Filter out every line below that lacks "click", and copy the rest.

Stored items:

★ ★ ★ ★

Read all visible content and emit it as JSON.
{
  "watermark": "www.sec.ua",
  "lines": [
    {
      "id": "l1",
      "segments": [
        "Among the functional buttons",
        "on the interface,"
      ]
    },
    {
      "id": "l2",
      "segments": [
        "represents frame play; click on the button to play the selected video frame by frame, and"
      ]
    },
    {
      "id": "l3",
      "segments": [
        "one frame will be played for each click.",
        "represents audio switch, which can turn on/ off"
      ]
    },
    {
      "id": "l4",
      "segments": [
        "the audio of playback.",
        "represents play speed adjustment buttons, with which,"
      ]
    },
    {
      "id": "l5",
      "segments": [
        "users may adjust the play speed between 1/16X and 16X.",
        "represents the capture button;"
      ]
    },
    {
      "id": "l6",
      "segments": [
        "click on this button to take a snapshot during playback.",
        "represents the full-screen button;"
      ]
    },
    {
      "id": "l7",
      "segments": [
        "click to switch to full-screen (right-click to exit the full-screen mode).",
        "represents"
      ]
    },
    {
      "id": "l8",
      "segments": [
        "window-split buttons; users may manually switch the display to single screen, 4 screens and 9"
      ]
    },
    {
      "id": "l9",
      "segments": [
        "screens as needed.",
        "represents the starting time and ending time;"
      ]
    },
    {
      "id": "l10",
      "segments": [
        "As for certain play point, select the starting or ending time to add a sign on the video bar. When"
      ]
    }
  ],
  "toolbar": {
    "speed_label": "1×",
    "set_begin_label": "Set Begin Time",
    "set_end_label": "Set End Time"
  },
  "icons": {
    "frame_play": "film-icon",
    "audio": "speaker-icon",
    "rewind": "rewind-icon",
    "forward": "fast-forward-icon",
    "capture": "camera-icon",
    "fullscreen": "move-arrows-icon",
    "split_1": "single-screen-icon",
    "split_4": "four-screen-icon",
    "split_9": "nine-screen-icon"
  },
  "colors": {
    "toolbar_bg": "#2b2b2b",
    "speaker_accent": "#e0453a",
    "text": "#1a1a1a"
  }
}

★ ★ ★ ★

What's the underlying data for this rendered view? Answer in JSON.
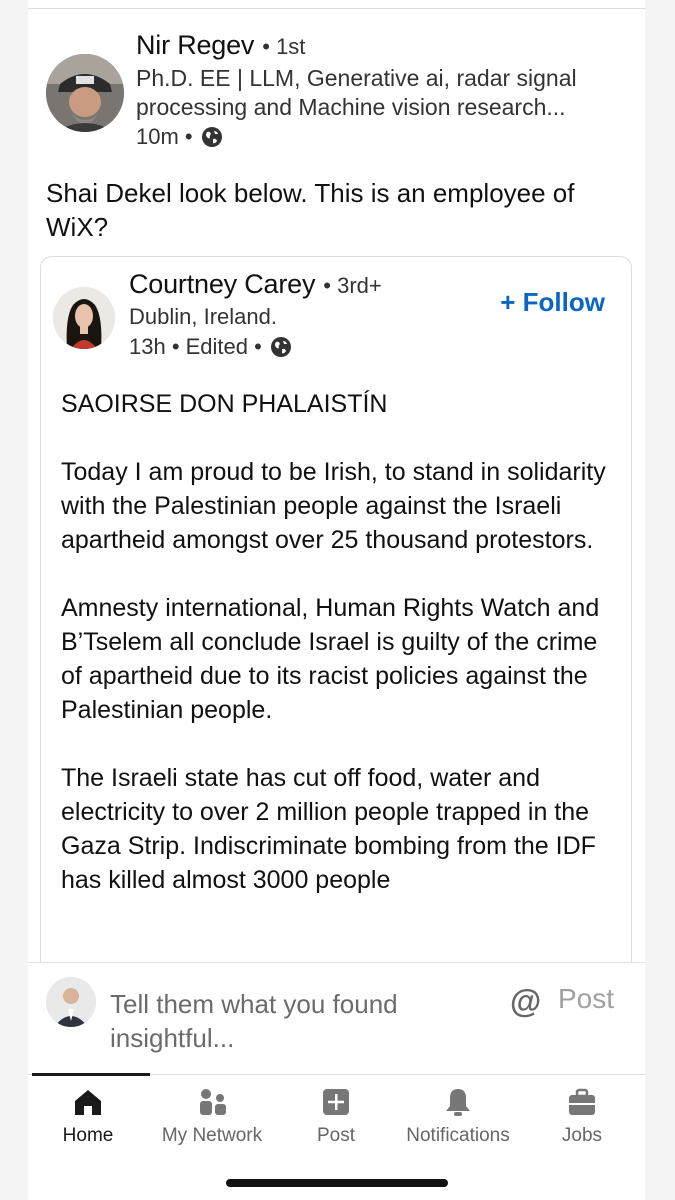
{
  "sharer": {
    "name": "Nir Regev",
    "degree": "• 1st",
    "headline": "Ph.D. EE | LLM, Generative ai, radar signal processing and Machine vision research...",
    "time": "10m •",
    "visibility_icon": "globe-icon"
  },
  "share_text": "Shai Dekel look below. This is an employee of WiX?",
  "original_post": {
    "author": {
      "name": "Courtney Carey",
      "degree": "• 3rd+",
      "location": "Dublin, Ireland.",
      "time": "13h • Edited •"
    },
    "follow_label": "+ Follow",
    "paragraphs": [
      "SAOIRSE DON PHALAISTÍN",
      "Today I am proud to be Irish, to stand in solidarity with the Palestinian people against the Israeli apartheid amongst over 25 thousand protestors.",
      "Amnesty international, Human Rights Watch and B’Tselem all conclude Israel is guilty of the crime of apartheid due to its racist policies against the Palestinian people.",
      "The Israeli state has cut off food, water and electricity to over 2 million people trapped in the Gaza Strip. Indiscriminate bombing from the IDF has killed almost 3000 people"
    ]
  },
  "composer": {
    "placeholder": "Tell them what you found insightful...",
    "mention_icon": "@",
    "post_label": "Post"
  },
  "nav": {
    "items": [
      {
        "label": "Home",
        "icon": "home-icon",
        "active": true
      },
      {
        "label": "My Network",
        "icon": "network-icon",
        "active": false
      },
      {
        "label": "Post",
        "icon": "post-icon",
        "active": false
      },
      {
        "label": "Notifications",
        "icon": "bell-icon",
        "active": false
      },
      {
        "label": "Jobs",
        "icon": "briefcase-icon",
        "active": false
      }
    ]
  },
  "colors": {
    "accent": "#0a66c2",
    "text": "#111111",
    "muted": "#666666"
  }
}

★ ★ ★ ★

*EXPECTED ANSWER:*
        "represents frame play; click on the button to play the selected video frame by frame, and"
        "one frame will be played for each click.",
        "click on this button to take a snapshot during playback.",
        "click to switch to full-screen (right-click to exit the full-screen mode).",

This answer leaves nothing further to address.